I never heard his radio show, and even today I would rather read a transcript than listen to a podcast, so this was fun for me.
I saw how Reagan developed a strong sense of what worked and what didn’t in this world interviewing and analyzing people who were making things happen. How he adjusted his views as he discovered new data.
When he later had an off-the-cuff observation (or “soundbite” as the talking heads say), it wasn’t a first time thought, it was the result of years of study.
Can’t Get A Break Department:
From Praise for Reagan, In His Own Hand (blurbs in the front of the book),
“These speeches certainly show what the (book) editors contend: ‘The wide reading and deep research self-evident here suggest a mind constantly at work.’ How come I – and my colleagues – never discovered these Reagan depths? To use another response that sounds like Reagan: ‘It beats me.’”
- Godfrey Sperling, The Christian Science Monitor
No shame, no embarrassment, no outrage at revealing yourself as a lightweight. My spiritual counselor calls it “surface thinking.”
Back in the late ’60’s, I was a journalist, and the only way I could get accurate reporting on Vietnam was Nat Hentoff in the Village Voice. A jazz columnist, fer cryin’ out loud, who was angry enough to wade through the disinformation to get pieces of the story.
Knowing more didn’t make me popular, kinda made me sad, and greatly reduced the surprises. Same way I felt reading Reagan In His Own Hand.

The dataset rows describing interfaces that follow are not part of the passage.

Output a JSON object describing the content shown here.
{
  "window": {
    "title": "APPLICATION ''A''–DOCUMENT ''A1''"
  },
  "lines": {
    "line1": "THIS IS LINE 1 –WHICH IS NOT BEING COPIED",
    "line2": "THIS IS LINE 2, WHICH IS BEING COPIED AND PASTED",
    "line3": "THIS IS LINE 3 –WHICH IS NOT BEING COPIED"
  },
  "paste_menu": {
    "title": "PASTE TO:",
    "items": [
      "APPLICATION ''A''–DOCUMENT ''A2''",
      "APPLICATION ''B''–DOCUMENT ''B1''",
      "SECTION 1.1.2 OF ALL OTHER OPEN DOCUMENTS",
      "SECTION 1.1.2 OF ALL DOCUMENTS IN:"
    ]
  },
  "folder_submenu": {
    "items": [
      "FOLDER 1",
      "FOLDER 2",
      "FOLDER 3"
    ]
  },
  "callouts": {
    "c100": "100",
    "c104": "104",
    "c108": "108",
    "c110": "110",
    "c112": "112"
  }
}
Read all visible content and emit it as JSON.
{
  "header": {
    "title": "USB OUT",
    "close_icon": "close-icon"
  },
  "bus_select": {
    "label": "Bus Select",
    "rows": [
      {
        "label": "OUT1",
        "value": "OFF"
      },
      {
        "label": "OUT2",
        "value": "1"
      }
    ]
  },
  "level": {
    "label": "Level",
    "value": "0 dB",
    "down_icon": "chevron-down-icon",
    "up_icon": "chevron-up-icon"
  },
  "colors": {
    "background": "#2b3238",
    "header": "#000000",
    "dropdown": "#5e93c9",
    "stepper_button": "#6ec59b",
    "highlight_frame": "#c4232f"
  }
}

Today the trustworthy news I find comes largely from bloggers. Solution oriented thinking comes mostly from bloggers. Examples of good behavior comes from bloggers.
But if you want to have a simple solution that exercises your emotions, without getting the details right, try a news outlet. They are in the business of selling hope and pills.
The Internet makes everything available, Finding trustworthy information takes work. Why would you want the right stuff?
WordPictures – Phrases That Lit The Bulb